Two decades later, after divorcing, he took a barber class. A friend who worked in a nursing facility hinted at how there was a salon for women there, done in pink, but nothing equivalent for men. So White decided to do one day as a man.
He wore a barber's wand, wore an old-fashioned barber's apron and sprayed the room with a lemon-scented cologne. He lit the music of Dean Martin and Elvis Presley, and a group of men was brought to cut their hair.
They loved him.
"The staff noticed a big difference," recalls White of that day, just over two years ago. While the music was playing, he chatted with the men and walked away. Some who had been agitated relaxed and touched their feet. The word spread to other care facilities, and so White, who lives in Bangor, Northern Ireland, became Lenny the Mobile Barber, traveling to the UK and beyond to deliver an old hot towel and a cut of hair to men with dementia.
Research has shown that people with dementia respond well to stimuli like music, especially if they are familiar songs of their youth and to visual cues that appeal to their youth.
White's outfit now includes a portable jukebox loaded with old and a barking robotic dog and is a big hit with the men. (Some have mistaken him for dogs they knew as young).
He talks while he stops, asking where they came from, what kind of work they had and what their old barber was using. "It's very different to have a man who cuts a woman's hair," he said. "You can have chats between men and men".
"It's all a multi-sensory experience," said Rhonda Robinson, a living manager supported by the South Eastern Health and Social Care Trust, which includes two dementia facilities in Northern Ireland. "It's very therapeutic for our dementia clients, even those with very difficult conditions."
White has men come into a group, which mimics the camaraderie found in a real barber. "They are recovering their young days when they are sitting and waiting for a haircut," said Robinson. Sometimes they sing or dance music while they are waiting.
"See the smile on their face," Wendy Carleton of Greyabbey, Northern Ireland, whose father, a retired farmer with dementia in the frontal lobe, received haircuts from White. "It gives them a little dignity".
With dementia, moments of fear or confusion can creep in. When it happens to one of his clients, White lowers the music. "It's Lenny," he will say. "You're fine, I'm your barber, I'm just here to give you a haircut." Sometimes he holds the hand of the man while he cuts his hair, or touches his shoulder to reassure him.
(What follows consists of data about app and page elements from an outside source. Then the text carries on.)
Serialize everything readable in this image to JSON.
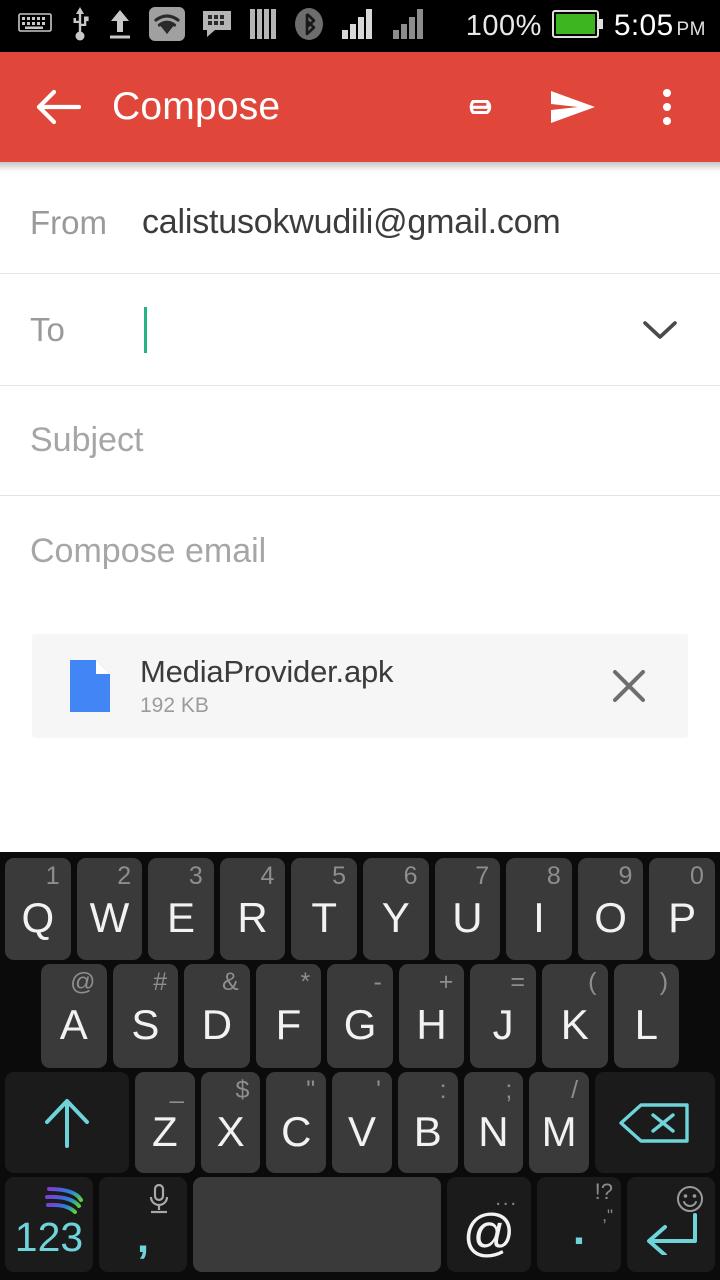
{
  "statusbar": {
    "icons": [
      "keyboard-icon",
      "usb-icon",
      "upload-icon",
      "wifi-icon",
      "bbm-chat-icon",
      "sim-bars-icon",
      "bluetooth-icon",
      "signal-bars-1-icon",
      "signal-bars-2-icon"
    ],
    "battery_percent": "100%",
    "battery_icon": "battery-full-icon",
    "battery_color": "#3cb521",
    "time": "5:05",
    "ampm": "PM"
  },
  "appbar": {
    "back_icon": "arrow-back-icon",
    "title": "Compose",
    "attach_icon": "paperclip-icon",
    "send_icon": "send-icon",
    "overflow_icon": "more-vert-icon",
    "background": "#e0463a"
  },
  "compose": {
    "from_label": "From",
    "from_value": "calistusokwudili@gmail.com",
    "to_label": "To",
    "to_value": "",
    "to_placeholder": "",
    "to_expand_icon": "chevron-down-icon",
    "caret_color": "#27b280",
    "subject_placeholder": "Subject",
    "subject_value": "",
    "body_placeholder": "Compose email",
    "body_value": ""
  },
  "attachment": {
    "file_icon": "file-document-icon",
    "file_icon_color": "#4285f4",
    "name": "MediaProvider.apk",
    "size": "192 KB",
    "remove_icon": "close-icon"
  },
  "keyboard": {
    "name": "swiftkey-keyboard",
    "accent_color": "#6fd4da",
    "row1": [
      {
        "main": "Q",
        "alt": "1"
      },
      {
        "main": "W",
        "alt": "2"
      },
      {
        "main": "E",
        "alt": "3"
      },
      {
        "main": "R",
        "alt": "4"
      },
      {
        "main": "T",
        "alt": "5"
      },
      {
        "main": "Y",
        "alt": "6"
      },
      {
        "main": "U",
        "alt": "7"
      },
      {
        "main": "I",
        "alt": "8"
      },
      {
        "main": "O",
        "alt": "9"
      },
      {
        "main": "P",
        "alt": "0"
      }
    ],
    "row2": [
      {
        "main": "A",
        "alt": "@"
      },
      {
        "main": "S",
        "alt": "#"
      },
      {
        "main": "D",
        "alt": "&"
      },
      {
        "main": "F",
        "alt": "*"
      },
      {
        "main": "G",
        "alt": "-"
      },
      {
        "main": "H",
        "alt": "+"
      },
      {
        "main": "J",
        "alt": "="
      },
      {
        "main": "K",
        "alt": "("
      },
      {
        "main": "L",
        "alt": ")"
      }
    ],
    "row3": [
      {
        "main": "Z",
        "alt": "_"
      },
      {
        "main": "X",
        "alt": "$"
      },
      {
        "main": "C",
        "alt": "\""
      },
      {
        "main": "V",
        "alt": "'"
      },
      {
        "main": "B",
        "alt": ":"
      },
      {
        "main": "N",
        "alt": ";"
      },
      {
        "main": "M",
        "alt": "/"
      }
    ],
    "shift_icon": "shift-arrow-up-icon",
    "backspace_icon": "backspace-icon",
    "symbols_label": "123",
    "swiftkey_logo_icon": "swiftkey-logo-icon",
    "comma_label": ",",
    "mic_icon": "microphone-icon",
    "space_label": "",
    "at_label": "@",
    "at_alt": "...",
    "period_label": ".",
    "period_alt_top": "!?",
    "period_alt_bottom": ",\"",
    "enter_icon": "enter-return-icon",
    "emoji_icon": "smiley-face-icon"
  }
}
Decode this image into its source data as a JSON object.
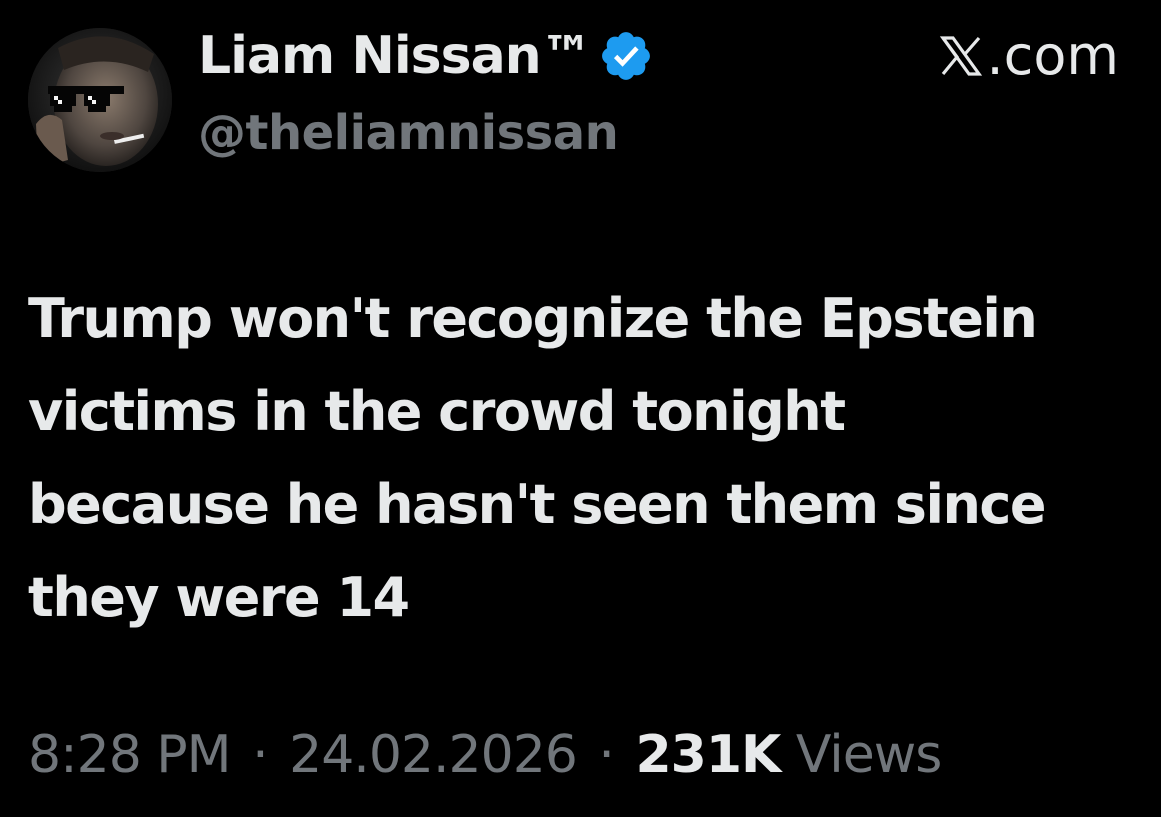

When he leaves them, their eyebrows cut, the nose and hair of his ears cut, the smooth and bright cheeks of aftershave, he feels relieved. "I know I made a difference in their lives," he said. "It could only be half an hour, but that half-hour will set them up for the rest of the day, they feel good about themselves for the rest of the day."
White said he was in touch with the men he cut his hair, and he encouraged the inevitable return visits when he discovered that some of them had gone. At one point he hit him, he said, "I'm their last barber."
Once a year, White brings his dog and his barber across the Atlantic in New Jersey. For those trips, bring CDs of traditional Irish songs.
"I've been in the industry for a long time, and let me tell you, it was breathtaking," said Renee Chimento, a lifestyle director at Chelsea in Montville, an assisted living community in Montville, NJ, where White visited a few weeks ago. "He does it from the heart, people feel it."
Now he bought a lemon-flavored cologne. And when the regular barber of the structure arrives next week, "I want to make sure you play music".